Task: The records below are to be quoted in full; please keep every word exact.

(Data about app and page elements)
───

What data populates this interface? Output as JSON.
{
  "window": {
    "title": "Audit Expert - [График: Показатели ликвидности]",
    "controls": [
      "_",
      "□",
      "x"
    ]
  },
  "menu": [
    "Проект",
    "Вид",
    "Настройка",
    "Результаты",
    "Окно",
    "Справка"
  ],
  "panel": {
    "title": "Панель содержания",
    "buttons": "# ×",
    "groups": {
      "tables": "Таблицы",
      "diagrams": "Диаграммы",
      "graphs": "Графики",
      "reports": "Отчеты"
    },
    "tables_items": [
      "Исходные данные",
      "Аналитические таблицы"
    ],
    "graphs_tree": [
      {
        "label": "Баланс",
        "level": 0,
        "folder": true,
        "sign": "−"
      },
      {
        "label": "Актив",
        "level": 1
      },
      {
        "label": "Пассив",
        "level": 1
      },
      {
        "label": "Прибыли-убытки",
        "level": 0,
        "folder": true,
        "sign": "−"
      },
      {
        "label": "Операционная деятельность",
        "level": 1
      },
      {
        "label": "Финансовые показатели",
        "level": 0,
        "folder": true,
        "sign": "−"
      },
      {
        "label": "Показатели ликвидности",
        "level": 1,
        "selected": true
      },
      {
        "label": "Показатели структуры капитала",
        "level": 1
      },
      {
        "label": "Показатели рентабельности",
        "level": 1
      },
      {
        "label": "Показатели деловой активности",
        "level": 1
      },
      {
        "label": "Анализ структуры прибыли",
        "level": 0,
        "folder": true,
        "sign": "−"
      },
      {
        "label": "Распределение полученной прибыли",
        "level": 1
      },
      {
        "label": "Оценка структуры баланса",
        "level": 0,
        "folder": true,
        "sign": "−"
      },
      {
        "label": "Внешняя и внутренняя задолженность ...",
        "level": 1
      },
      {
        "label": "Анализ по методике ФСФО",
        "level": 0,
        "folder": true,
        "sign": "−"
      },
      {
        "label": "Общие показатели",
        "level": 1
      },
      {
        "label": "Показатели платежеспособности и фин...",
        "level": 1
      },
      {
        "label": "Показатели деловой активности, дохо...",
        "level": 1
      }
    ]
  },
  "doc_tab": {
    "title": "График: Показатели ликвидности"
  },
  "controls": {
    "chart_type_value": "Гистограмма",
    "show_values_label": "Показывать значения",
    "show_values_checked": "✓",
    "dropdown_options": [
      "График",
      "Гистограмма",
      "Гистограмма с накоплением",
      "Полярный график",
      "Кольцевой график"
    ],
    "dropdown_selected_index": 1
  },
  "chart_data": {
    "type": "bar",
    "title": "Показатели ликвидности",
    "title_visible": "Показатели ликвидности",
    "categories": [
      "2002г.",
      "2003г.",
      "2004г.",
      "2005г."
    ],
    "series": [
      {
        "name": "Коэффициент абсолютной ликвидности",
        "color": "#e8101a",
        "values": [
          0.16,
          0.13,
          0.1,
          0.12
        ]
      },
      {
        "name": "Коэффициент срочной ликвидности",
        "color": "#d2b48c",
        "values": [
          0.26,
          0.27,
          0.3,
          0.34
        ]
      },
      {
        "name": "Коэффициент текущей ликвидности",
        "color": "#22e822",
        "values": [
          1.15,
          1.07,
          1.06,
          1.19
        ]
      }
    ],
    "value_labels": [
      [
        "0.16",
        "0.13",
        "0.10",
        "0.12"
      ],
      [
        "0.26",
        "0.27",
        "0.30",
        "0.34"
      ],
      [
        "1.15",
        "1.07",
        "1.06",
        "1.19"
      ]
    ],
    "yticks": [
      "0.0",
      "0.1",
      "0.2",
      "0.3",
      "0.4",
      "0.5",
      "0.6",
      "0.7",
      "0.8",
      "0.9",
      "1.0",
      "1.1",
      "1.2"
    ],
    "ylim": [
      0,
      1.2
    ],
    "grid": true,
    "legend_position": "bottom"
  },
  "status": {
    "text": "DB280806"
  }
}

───

Problem solution:
What data populates this interface? Output as JSON.
{
  "window": {
    "title": "Audit Expert - [График: Показатели ликвидности]",
    "controls": [
      "_",
      "□",
      "x"
    ]
  },
  "menu": [
    "Проект",
    "Вид",
    "Настройка",
    "Результаты",
    "Окно",
    "Справка"
  ],
  "panel": {
    "title": "Панель содержания",
    "buttons": "# ×",
    "groups": {
      "tables": "Таблицы",
      "diagrams": "Диаграммы",
      "graphs": "Графики",
      "reports": "Отчеты"
    },
    "tables_items": [
      "Исходные данные",
      "Аналитические таблицы"
    ],
    "graphs_tree": [
      {
        "label": "Баланс",
        "level": 0,
        "folder": true,
        "sign": "−"
      },
      {
        "label": "Актив",
        "level": 1
      },
      {
        "label": "Пассив",
        "level": 1
      },
      {
        "label": "Прибыли-убытки",
        "level": 0,
        "folder": true,
        "sign": "−"
      },
      {
        "label": "Операционная деятельность",
        "level": 1
      },
      {
        "label": "Финансовые показатели",
        "level": 0,
        "folder": true,
        "sign": "−"
      },
      {
        "label": "Показатели ликвидности",
        "level": 1,
        "selected": true
      },
      {
        "label": "Показатели структуры капитала",
        "level": 1
      },
      {
        "label": "Показатели рентабельности",
        "level": 1
      },
      {
        "label": "Показатели деловой активности",
        "level": 1
      },
      {
        "label": "Анализ структуры прибыли",
        "level": 0,
        "folder": true,
        "sign": "−"
      },
      {
        "label": "Распределение полученной прибыли",
        "level": 1
      },
      {
        "label": "Оценка структуры баланса",
        "level": 0,
        "folder": true,
        "sign": "−"
      },
      {
        "label": "Внешняя и внутренняя задолженность ...",
        "level": 1
      },
      {
        "label": "Анализ по методике ФСФО",
        "level": 0,
        "folder": true,
        "sign": "−"
      },
      {
        "label": "Общие показатели",
        "level": 1
      },
      {
        "label": "Показатели платежеспособности и фин...",
        "level": 1
      },
      {
        "label": "Показатели деловой активности, дохо...",
        "level": 1
      }
    ]
  },
  "doc_tab": {
    "title": "График: Показатели ликвидности"
  },
  "controls": {
    "chart_type_value": "Гистограмма",
    "show_values_label": "Показывать значения",
    "show_values_checked": "✓",
    "dropdown_options": [
      "График",
      "Гистограмма",
      "Гистограмма с накоплением",
      "Полярный график",
      "Кольцевой график"
    ],
    "dropdown_selected_index": 1
  },
  "chart_data": {
    "type": "bar",
    "title": "Показатели ликвидности",
    "title_visible": "Показатели ликвидности",
    "categories": [
      "2002г.",
      "2003г.",
      "2004г.",
      "2005г."
    ],
    "series": [
      {
        "name": "Коэффициент абсолютной ликвидности",
        "color": "#e8101a",
        "values": [
          0.16,
          0.13,
          0.1,
          0.12
        ]
      },
      {
        "name": "Коэффициент срочной ликвидности",
        "color": "#d2b48c",
        "values": [
          0.26,
          0.27,
          0.3,
          0.34
        ]
      },
      {
        "name": "Коэффициент текущей ликвидности",
        "color": "#22e822",
        "values": [
          1.15,
          1.07,
          1.06,
          1.19
        ]
      }
    ],
    "value_labels": [
      [
        "0.16",
        "0.13",
        "0.10",
        "0.12"
      ],
      [
        "0.26",
        "0.27",
        "0.30",
        "0.34"
      ],
      [
        "1.15",
        "1.07",
        "1.06",
        "1.19"
      ]
    ],
    "yticks": [
      "0.0",
      "0.1",
      "0.2",
      "0.3",
      "0.4",
      "0.5",
      "0.6",
      "0.7",
      "0.8",
      "0.9",
      "1.0",
      "1.1",
      "1.2"
    ],
    "ylim": [
      0,
      1.2
    ],
    "grid": true,
    "legend_position": "bottom"
  },
  "status": {
    "text": "DB280806"
  }
}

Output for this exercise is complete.